The Pentagon announced Tuesday it would begin diverting $3.6 billion in military construction funding for a wall along the U.S. southern border, even as court challenges continue.

The release of defense money makes good on President Donald Trump’s plan to fund a wall with money never approved by lawmakers for that purpose. Trump declared a national emergency earlier this year to tap military construction accounts and funnel the money to the border instead.

House Judiciary panel to dive into gun debate upon return
Background checks, assault weapons ban, ‘red flag’ laws and more could be on the table

People hold candles at the end of the prayer vigil in Odessa, Texas, for victims of a mass shooting there Saturday in which seven people were killed. (Cengiz Yar/Getty Images)

The House Judiciary Committee will meet next week to jump-start legislation addressing firearm ownership, an issue that has languished before Congress for more than two decades but faces new urgency in the wake of recent mass shootings that rattled the country.

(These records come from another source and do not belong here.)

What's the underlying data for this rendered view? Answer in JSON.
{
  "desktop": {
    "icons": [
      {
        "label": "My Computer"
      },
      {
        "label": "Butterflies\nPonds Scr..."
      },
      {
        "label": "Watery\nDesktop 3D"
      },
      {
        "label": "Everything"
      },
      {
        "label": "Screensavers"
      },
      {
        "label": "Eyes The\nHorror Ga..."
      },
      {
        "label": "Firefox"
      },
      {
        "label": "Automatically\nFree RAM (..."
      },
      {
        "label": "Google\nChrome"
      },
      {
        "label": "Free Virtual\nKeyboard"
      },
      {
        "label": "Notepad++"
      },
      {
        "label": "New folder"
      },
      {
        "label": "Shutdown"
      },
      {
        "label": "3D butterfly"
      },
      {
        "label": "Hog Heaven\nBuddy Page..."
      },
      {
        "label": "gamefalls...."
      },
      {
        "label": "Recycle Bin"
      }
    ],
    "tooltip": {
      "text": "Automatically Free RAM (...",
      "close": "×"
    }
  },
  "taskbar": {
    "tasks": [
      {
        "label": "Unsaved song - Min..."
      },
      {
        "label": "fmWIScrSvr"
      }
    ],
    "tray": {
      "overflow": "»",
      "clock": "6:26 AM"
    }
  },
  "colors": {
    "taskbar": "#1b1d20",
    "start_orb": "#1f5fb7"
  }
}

Supporters of the legislation have scrambled over the summer recess to cobble together support and advance various proposals before the political will withers after recent shootings in Gilroy, California; Dayton, Ohio; and El Paso, Texas. A rampage in the West Texas community of Odessa over Labor Day weekend added to the concern. House Democrats have struggled with how far to push in the face of a GOP-controlled Senate and White House.

Could take FEC a while to regain a quorum, but don’t expect a ‘Wild West’
Watchdog agency will not have enough commissioners to hold meetings or issue guidance

The hearing room sits empty at the Federal Election Commission's headquarters in Washington. (Sarah Silbiger/CQ Roll Call file photo)

Even as the Federal Election Commission prepares to grind to a halt on the cusp of the 2020 elections, campaign finance experts say politicians and donors who flout the nation’s political money rules may still suffer consequences.

The hobbled agency, which is supposed to have three Democratic and three Republican commissioners, will be down to just three total commissioners starting next week with the departure of Republican Matthew Petersen on Aug. 31. That means the FEC can’t hold meetings or hearings, let alone take enforcement action against rule-breakers, because it lacks the minimum of four commissioners required for a quorum.